───── Data
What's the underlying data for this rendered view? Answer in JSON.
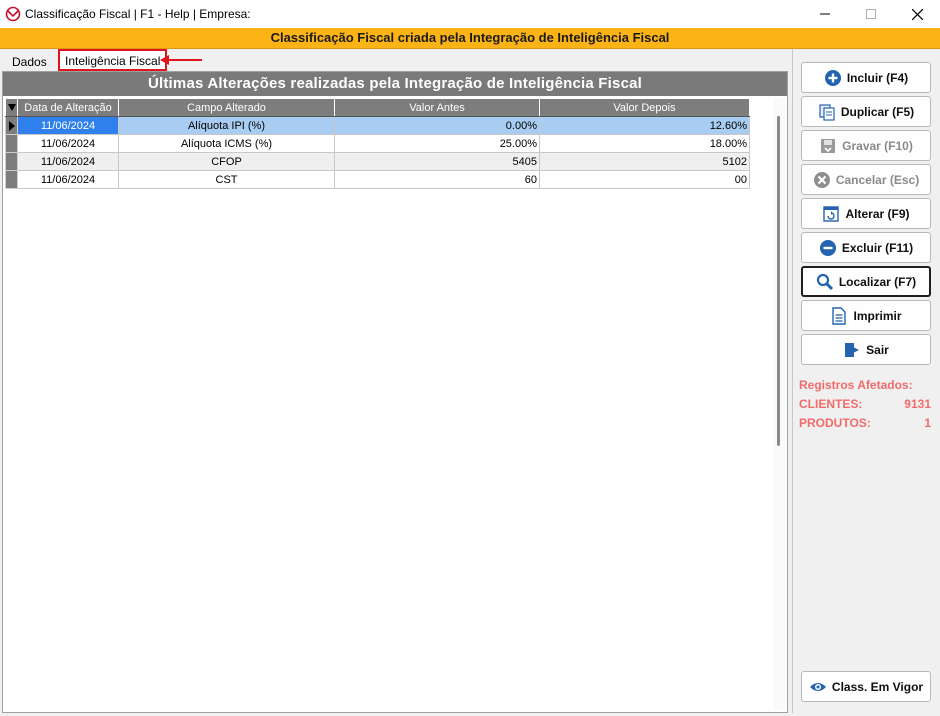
{
  "window": {
    "title": "Classificação Fiscal | F1 - Help | Empresa:",
    "banner": "Classificação Fiscal criada pela Integração de Inteligência Fiscal"
  },
  "tabs": [
    {
      "label": "Dados"
    },
    {
      "label": "Inteligência Fiscal"
    }
  ],
  "grid": {
    "title": "Últimas Alterações realizadas pela Integração de Inteligência Fiscal",
    "columns": [
      "Data de Alteração",
      "Campo Alterado",
      "Valor Antes",
      "Valor Depois"
    ],
    "rows": [
      {
        "data": "11/06/2024",
        "campo": "Alíquota IPI (%)",
        "antes": "0.00%",
        "depois": "12.60%"
      },
      {
        "data": "11/06/2024",
        "campo": "Alíquota ICMS (%)",
        "antes": "25.00%",
        "depois": "18.00%"
      },
      {
        "data": "11/06/2024",
        "campo": "CFOP",
        "antes": "5405",
        "depois": "5102"
      },
      {
        "data": "11/06/2024",
        "campo": "CST",
        "antes": "60",
        "depois": "00"
      }
    ]
  },
  "sidebar": {
    "buttons": [
      {
        "label": "Incluir (F4)"
      },
      {
        "label": "Duplicar (F5)"
      },
      {
        "label": "Gravar (F10)"
      },
      {
        "label": "Cancelar (Esc)"
      },
      {
        "label": "Alterar (F9)"
      },
      {
        "label": "Excluir (F11)"
      },
      {
        "label": "Localizar (F7)"
      },
      {
        "label": "Imprimir"
      },
      {
        "label": "Sair"
      }
    ],
    "stats": {
      "heading": "Registros Afetados:",
      "clientes_label": "CLIENTES:",
      "clientes_value": "9131",
      "produtos_label": "PRODUTOS:",
      "produtos_value": "1"
    },
    "bottom_button": {
      "label": "Class. Em Vigor"
    }
  },
  "colors": {
    "banner": "#fbb316",
    "highlight": "#e0141c",
    "stats": "#f26b6b",
    "selection": "#2f80ed"
  }
}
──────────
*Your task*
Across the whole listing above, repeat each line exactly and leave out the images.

*Solution to this exercise*
What's the underlying data for this rendered view? Answer in JSON.
{
  "window": {
    "title": "Classificação Fiscal | F1 - Help | Empresa:",
    "banner": "Classificação Fiscal criada pela Integração de Inteligência Fiscal"
  },
  "tabs": [
    {
      "label": "Dados"
    },
    {
      "label": "Inteligência Fiscal"
    }
  ],
  "grid": {
    "title": "Últimas Alterações realizadas pela Integração de Inteligência Fiscal",
    "columns": [
      "Data de Alteração",
      "Campo Alterado",
      "Valor Antes",
      "Valor Depois"
    ],
    "rows": [
      {
        "data": "11/06/2024",
        "campo": "Alíquota IPI (%)",
        "antes": "0.00%",
        "depois": "12.60%"
      },
      {
        "data": "11/06/2024",
        "campo": "Alíquota ICMS (%)",
        "antes": "25.00%",
        "depois": "18.00%"
      },
      {
        "data": "11/06/2024",
        "campo": "CFOP",
        "antes": "5405",
        "depois": "5102"
      },
      {
        "data": "11/06/2024",
        "campo": "CST",
        "antes": "60",
        "depois": "00"
      }
    ]
  },
  "sidebar": {
    "buttons": [
      {
        "label": "Incluir (F4)"
      },
      {
        "label": "Duplicar (F5)"
      },
      {
        "label": "Gravar (F10)"
      },
      {
        "label": "Cancelar (Esc)"
      },
      {
        "label": "Alterar (F9)"
      },
      {
        "label": "Excluir (F11)"
      },
      {
        "label": "Localizar (F7)"
      },
      {
        "label": "Imprimir"
      },
      {
        "label": "Sair"
      }
    ],
    "stats": {
      "heading": "Registros Afetados:",
      "clientes_label": "CLIENTES:",
      "clientes_value": "9131",
      "produtos_label": "PRODUTOS:",
      "produtos_value": "1"
    },
    "bottom_button": {
      "label": "Class. Em Vigor"
    }
  },
  "colors": {
    "banner": "#fbb316",
    "highlight": "#e0141c",
    "stats": "#f26b6b",
    "selection": "#2f80ed"
  }
}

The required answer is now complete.